Now, I’ve seen no evidence that the City had this effect in mind when they started the BID program. However, even if they did recognize that this would happen, and even if they saw it as a positive effect, they would hardly be likely to say so on the record. I do recognize that the idea that they consciously intended their property-based BID program to promote white supremacy is a few steps across the border of tin-foil-hat-landia.8
Maybe it’s more likely that at the time the BID program was being put together the City didn’t realize that they were promoting white supremacy. Or maybe white supremacist interests are so tied in with zillionaire interests that the City Council, which relies on and seeks to please zillionaires to an extent that is beyond rational comprehension, wasn’t even able to perceive that they were promoting white supremacy because seeing so might have interfered with the flow of campaign contributions. Or maybe no one thought of it at the time, but now that it’s working to promote white supremacy in such a covert way that no one will ever be exposed in the press, it’s too useful for the Council to forgo. The fact remains, though, that in its zeal to promote BIDs, the City at best tolerates white supremacy and at worst consciously promotes it. And by continuing to vote the City’s property in favor of property-based BIDs is actively supporting it.
Image of Holly Wolcott is a public record and I got it from Dean Logan’s Twitter feed.
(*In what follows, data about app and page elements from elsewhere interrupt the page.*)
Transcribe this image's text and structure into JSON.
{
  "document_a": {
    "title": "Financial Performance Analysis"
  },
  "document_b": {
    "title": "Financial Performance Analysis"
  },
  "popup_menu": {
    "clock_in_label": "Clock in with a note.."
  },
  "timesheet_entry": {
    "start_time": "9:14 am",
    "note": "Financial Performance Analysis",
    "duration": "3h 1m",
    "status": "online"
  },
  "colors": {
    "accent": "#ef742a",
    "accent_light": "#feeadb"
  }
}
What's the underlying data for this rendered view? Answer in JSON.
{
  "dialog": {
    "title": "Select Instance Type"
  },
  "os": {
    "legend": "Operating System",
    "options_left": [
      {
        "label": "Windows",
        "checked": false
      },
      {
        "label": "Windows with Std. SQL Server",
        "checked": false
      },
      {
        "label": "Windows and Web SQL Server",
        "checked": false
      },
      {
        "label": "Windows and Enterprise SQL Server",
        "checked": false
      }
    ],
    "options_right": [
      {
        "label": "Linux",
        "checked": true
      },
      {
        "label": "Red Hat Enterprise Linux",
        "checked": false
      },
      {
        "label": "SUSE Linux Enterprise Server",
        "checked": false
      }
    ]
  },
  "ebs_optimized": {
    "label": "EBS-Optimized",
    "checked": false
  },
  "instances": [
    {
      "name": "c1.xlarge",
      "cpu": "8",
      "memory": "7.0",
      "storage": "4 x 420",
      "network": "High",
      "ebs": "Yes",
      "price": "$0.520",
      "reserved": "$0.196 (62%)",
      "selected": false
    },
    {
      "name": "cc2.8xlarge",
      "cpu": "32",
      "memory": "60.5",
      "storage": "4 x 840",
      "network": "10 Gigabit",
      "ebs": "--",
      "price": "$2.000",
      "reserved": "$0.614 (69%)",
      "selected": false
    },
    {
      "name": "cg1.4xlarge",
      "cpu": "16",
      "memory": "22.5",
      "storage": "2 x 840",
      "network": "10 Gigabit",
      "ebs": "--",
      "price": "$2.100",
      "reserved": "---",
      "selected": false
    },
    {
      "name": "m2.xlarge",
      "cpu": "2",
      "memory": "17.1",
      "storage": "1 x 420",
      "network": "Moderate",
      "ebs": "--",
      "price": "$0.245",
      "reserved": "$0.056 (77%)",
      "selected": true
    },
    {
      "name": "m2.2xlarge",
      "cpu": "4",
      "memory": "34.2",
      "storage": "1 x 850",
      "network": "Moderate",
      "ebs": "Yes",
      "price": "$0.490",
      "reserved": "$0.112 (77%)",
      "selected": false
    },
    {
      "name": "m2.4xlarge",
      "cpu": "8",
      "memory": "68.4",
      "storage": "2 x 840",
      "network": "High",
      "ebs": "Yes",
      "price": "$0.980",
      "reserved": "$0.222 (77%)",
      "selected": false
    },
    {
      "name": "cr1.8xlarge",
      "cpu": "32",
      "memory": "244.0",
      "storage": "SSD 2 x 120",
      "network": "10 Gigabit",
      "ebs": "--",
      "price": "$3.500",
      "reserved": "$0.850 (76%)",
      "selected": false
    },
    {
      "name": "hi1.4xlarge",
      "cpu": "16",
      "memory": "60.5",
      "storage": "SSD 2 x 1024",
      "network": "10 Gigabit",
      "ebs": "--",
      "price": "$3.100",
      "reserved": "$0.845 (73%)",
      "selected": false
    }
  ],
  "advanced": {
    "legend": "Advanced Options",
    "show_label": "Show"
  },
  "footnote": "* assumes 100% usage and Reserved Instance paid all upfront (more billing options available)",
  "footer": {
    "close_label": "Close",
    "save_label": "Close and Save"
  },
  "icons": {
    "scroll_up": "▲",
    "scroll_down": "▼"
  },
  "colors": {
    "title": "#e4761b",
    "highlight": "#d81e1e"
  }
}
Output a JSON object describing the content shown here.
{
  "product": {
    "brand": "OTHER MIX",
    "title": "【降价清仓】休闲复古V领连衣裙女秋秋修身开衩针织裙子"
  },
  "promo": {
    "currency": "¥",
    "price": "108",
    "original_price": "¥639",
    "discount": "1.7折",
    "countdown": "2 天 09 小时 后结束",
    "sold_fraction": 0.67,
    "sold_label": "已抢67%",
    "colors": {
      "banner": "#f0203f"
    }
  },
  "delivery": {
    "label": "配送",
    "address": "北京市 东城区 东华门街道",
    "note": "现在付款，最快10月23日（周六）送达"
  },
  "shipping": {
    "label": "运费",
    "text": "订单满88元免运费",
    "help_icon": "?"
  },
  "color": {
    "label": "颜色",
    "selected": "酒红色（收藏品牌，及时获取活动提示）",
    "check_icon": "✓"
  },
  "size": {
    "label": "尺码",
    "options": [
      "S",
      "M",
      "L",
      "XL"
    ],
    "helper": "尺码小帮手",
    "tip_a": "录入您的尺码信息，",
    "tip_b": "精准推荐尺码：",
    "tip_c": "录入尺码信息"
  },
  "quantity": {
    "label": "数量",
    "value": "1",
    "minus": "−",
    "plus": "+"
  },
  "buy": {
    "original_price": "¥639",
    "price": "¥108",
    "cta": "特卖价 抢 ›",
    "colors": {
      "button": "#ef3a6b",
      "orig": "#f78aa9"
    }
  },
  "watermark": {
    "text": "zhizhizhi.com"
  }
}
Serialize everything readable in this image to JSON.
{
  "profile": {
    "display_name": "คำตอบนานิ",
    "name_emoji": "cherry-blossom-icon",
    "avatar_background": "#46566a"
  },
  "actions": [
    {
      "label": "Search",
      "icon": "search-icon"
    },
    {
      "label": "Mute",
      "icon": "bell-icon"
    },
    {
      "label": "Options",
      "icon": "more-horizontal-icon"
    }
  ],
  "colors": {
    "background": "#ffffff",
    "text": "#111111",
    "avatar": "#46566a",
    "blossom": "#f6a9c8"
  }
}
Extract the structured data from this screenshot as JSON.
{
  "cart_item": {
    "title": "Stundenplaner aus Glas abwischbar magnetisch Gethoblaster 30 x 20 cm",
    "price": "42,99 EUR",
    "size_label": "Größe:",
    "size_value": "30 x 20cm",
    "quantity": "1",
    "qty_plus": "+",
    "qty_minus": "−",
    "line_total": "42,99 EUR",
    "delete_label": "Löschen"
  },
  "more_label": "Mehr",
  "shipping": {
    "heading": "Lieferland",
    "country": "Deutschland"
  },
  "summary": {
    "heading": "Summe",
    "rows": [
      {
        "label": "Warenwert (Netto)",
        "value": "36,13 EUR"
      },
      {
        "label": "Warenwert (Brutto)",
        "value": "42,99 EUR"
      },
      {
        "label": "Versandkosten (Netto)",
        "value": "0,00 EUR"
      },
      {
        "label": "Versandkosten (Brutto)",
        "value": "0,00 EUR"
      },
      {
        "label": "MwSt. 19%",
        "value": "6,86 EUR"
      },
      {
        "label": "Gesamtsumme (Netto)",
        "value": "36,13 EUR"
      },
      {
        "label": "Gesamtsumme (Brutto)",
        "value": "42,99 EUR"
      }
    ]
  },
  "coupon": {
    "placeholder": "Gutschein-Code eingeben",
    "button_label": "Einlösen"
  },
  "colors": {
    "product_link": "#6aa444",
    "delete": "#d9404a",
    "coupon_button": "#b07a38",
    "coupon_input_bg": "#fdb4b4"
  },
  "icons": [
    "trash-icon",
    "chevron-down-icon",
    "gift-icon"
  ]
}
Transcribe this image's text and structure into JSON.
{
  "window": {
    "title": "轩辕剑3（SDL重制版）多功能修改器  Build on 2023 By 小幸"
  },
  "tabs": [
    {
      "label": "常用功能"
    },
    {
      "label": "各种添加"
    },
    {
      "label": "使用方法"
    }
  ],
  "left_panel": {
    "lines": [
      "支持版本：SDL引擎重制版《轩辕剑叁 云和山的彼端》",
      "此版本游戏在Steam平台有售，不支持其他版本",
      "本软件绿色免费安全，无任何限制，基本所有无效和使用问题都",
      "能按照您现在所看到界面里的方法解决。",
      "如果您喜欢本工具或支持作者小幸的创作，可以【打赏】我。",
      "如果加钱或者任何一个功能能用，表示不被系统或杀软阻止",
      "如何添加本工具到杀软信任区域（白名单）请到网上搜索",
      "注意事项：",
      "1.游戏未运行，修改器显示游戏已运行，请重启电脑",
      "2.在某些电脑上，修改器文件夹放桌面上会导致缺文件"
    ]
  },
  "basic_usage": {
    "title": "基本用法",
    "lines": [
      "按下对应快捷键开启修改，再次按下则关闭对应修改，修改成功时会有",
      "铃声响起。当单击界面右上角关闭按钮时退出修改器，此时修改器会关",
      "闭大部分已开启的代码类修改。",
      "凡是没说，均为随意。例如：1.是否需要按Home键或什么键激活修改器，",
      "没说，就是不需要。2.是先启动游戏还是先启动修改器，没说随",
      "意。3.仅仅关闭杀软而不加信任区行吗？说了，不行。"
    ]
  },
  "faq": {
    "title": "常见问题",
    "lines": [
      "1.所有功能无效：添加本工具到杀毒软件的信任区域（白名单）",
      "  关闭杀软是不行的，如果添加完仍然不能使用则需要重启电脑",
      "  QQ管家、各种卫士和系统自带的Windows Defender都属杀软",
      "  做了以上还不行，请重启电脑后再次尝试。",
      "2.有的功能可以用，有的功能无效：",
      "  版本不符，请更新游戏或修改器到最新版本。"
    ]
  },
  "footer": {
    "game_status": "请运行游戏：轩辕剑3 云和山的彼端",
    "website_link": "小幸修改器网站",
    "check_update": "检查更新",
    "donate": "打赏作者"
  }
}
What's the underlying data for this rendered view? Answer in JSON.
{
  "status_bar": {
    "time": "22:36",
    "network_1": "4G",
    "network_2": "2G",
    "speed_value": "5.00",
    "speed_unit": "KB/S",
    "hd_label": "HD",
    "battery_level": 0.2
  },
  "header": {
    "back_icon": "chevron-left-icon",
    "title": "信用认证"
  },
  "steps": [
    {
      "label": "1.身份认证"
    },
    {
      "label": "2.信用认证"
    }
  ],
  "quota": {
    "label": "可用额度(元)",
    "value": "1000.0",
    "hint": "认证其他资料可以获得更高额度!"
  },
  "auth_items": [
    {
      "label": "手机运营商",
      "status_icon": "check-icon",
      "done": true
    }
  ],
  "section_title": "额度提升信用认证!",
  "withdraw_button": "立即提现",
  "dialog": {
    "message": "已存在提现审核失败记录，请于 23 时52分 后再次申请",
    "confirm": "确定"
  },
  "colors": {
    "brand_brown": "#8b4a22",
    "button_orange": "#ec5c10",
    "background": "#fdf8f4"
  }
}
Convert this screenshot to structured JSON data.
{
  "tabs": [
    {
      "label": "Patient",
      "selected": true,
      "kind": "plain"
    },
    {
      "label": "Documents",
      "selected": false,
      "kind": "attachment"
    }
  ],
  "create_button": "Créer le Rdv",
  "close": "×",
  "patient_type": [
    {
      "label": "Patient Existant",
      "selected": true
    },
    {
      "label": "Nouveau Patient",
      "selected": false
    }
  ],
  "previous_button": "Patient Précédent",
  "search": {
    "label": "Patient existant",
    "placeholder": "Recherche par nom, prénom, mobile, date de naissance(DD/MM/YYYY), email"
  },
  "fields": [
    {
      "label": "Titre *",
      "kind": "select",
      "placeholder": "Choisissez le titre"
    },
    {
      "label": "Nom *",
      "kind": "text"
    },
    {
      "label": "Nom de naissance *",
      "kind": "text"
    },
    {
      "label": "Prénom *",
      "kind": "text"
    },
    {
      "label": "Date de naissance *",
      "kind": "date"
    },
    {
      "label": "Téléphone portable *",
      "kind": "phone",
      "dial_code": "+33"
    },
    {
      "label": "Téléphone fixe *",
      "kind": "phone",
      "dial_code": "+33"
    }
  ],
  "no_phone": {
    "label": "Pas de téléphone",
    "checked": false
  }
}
- I will be making a trip over to Ramirez Street to make copies of everything as soon as I can work out my schedule. Given the weird ephemera that gets placed into these old council files, this one promises to be fairly rich.
- This is translated from the weird Council shorthand of the day. The literal text reads: REQ the City Clerk to sign off on Proposition 218 ballots and support petitions for property-based BIDS, unless the Ccl directs otherwise.
- Note that Proposition 218 radically changed the process of new taxation in California in ways that I’m not competent to explain. It’s a crucial issue for BID formation because it requires new taxes to be approved by a two thirds vote. This is why there has been and will continue to be so much hysterical fretting over whether or not BID assessments are taxes. Common sense and plain English suggests that they are, but the law, at least for now, suggests that they are not. Thus they can be imposed by weird pseudo-democratic processes. This is likely a weak point in the State’s BID formation process, but, as I said, it’s beyond my understanding to either explain or to speculate on how to exploit.
- These are authorized by Streets and Highways Code section 36000 et seq.
- High-quality plausible estimates range between two and four thousand metric shit-tons. I don’t know how to convert that into the linear frontage on which BID assessments are primarily based.
- You can pick out the merchant-based BIDs from that list because State law doesn’t require a management district plan for their establishment, so that entry is blank if and only if a BID is merchant-based.
- It seems plausible that something like this clause is necessary to make the whole scheme legal. I wouldn’t be surprised if it were illegal for the Council to pass laws binding the actions of future City officials without giving future Councils say in how those actions are carried out.
- Which doesn’t mean it’s not accurate.